==== Listed records

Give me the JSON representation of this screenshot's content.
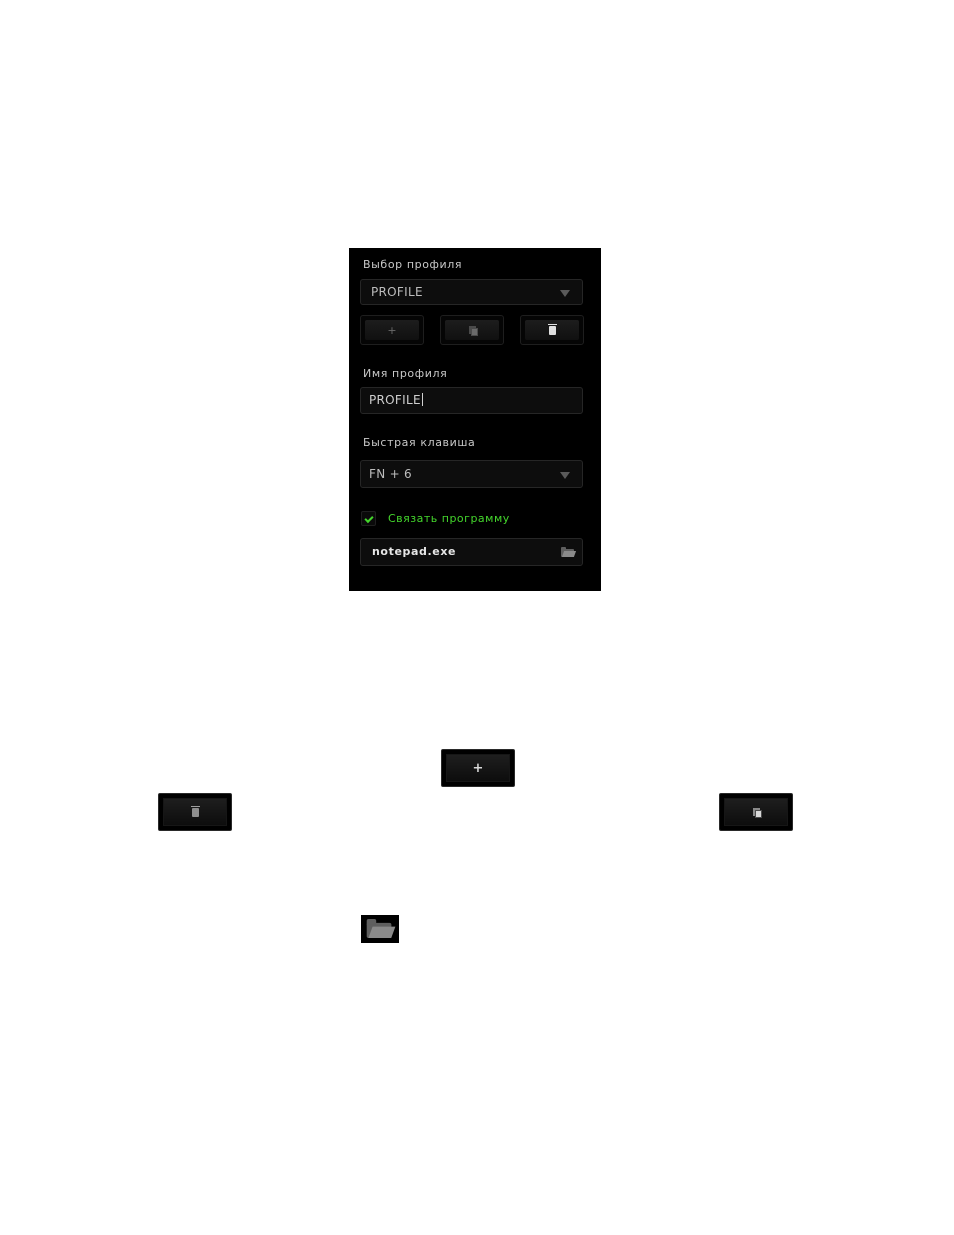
{
  "profile_panel": {
    "select_label": "Выбор профиля",
    "selected_profile": "PROFILE",
    "name_label": "Имя профиля",
    "name_value": "PROFILE",
    "hotkey_label": "Быстрая клавиша",
    "hotkey_value": "FN + 6",
    "link_program_label": "Связать программу",
    "link_program_checked": true,
    "program_path": "notepad.exe",
    "buttons": {
      "add": "+",
      "copy_icon": "copy-icon",
      "delete_icon": "trash-icon"
    }
  },
  "legend": {
    "add_button": "+",
    "delete_button_icon": "trash-icon",
    "copy_button_icon": "copy-icon",
    "folder_button_icon": "folder-icon"
  },
  "colors": {
    "accent": "#44d62c",
    "panel_bg": "#000000"
  }
}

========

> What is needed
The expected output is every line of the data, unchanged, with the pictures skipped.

> Answer section
Give me the JSON representation of this screenshot's content.
{
  "profile_panel": {
    "select_label": "Выбор профиля",
    "selected_profile": "PROFILE",
    "name_label": "Имя профиля",
    "name_value": "PROFILE",
    "hotkey_label": "Быстрая клавиша",
    "hotkey_value": "FN + 6",
    "link_program_label": "Связать программу",
    "link_program_checked": true,
    "program_path": "notepad.exe",
    "buttons": {
      "add": "+",
      "copy_icon": "copy-icon",
      "delete_icon": "trash-icon"
    }
  },
  "legend": {
    "add_button": "+",
    "delete_button_icon": "trash-icon",
    "copy_button_icon": "copy-icon",
    "folder_button_icon": "folder-icon"
  },
  "colors": {
    "accent": "#44d62c",
    "panel_bg": "#000000"
  }
}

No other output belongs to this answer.